Botanical Name: Euonymus fortunei 'Coloratus'
Common Name: Purpleleaf Wintercreeper  
Plant photo of: Euonymus fortunei 'Coloratus'
Previous Photo     Next Photo

Water Saving Tip:

Water-wise plants can be beautiful as well as practical.

Take your 'My List' Hydrozone Report to a landscape designer, or local nursery, when selecting and purchasing plants.

  • Anatomy

  • Culture

  • Design

Plant Type

Broadleaf Evergreen, Ground cover, Vine


Height Range



Flower Color



Flower Season



Leaf Color

Bronze, Dark Green, Purple


Bark Color

Brown, Grey


Fruit Color



Fruit Season



Full, Half





Growth Rate

Fast, Moderate


Soil Type

Sandy, Clay, Loam, Rocky


Soil Condition

Average, Rich, Well-drained, Dry


Soil pH

Acid, Neutral, Basic


Adverse Factors


Design Styles

English Cottage, Japanese, Meadow, Mediterranean, Tropical, Woodland


Accenting Features

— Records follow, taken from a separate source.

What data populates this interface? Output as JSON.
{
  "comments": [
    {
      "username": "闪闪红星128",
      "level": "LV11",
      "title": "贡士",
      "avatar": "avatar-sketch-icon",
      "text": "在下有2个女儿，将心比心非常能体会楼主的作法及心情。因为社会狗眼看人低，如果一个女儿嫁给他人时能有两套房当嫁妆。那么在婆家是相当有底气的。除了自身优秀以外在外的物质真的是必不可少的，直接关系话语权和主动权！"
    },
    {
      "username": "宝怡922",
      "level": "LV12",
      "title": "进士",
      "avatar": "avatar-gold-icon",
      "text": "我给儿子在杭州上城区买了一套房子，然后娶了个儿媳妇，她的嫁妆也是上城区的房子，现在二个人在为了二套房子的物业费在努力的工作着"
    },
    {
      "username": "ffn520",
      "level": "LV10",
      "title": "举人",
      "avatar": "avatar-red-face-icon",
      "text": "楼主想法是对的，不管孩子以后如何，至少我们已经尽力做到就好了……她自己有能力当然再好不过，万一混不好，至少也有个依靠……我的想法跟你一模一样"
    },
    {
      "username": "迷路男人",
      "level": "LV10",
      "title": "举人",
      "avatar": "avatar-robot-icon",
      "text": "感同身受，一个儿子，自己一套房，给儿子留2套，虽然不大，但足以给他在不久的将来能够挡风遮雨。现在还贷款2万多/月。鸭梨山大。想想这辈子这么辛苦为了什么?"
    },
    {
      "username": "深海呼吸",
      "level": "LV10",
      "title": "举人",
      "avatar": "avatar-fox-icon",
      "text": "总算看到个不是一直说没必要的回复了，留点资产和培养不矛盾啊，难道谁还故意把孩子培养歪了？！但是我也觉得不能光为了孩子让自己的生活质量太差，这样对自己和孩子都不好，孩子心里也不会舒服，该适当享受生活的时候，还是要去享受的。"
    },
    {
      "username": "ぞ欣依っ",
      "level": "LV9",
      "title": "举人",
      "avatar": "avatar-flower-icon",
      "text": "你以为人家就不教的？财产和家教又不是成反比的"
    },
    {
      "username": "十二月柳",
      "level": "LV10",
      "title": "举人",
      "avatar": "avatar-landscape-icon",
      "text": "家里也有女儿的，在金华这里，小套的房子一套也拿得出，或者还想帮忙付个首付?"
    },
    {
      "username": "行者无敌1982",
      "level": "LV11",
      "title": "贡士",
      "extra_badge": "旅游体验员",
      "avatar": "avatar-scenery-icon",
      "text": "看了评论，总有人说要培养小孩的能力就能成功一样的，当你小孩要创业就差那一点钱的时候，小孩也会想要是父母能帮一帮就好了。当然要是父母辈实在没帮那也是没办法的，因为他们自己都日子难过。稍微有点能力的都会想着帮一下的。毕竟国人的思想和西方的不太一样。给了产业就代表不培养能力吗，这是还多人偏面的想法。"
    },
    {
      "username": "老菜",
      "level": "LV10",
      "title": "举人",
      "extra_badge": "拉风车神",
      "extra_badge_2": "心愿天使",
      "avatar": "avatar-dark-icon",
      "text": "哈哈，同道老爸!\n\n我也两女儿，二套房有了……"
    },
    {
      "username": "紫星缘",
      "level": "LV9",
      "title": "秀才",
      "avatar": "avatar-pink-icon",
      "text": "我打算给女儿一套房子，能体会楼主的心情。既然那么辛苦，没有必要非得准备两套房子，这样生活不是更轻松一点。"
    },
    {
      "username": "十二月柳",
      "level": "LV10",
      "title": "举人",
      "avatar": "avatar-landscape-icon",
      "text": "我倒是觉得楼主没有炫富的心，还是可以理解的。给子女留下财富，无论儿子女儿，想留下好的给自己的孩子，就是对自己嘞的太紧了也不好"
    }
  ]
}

Fall Color


Seasonal Interest

Winter, Spring, Summer, Fall


Location Uses

Shrub Border, Foundation, Parking Strip, Walls / Fences


Special Uses

Cascade, Erosion Control, Mass Planting, Naturalizing


Attracts Wildlife


Information by: Stephanie Duer
Photographer: Connon Nursery
  • Description

  • Notes

The toughest of the E. fortunei, Purpleleaf Wintercreeper has an ivy-like habit that makes it an outstanding groundcover. It has a spreading, mounding habit that undulates over the ground, trails over rocks or walls, or climbs walls with little clinging roots. It has deep green foliage that turns a rich plum color in the fall. It frequently holds its foliage all winter, but sometimes not, though is generally thought of as evergreen. Moderate grower to about 2 feet tall and 6 to 8 feet wide. The groundcover on the north side of the Main library (just west of the driveway) is purpleleaf wintercreeper.
Plant in sun to mostly shade, in loamy, well draining soil. Rarely requires pruning, though cutting it back can renovate the growth and encourage it to be more dense. It can become invasive, though at a rather slow pace, so avoid its use along riparian corridors where it will out grow native ground covers.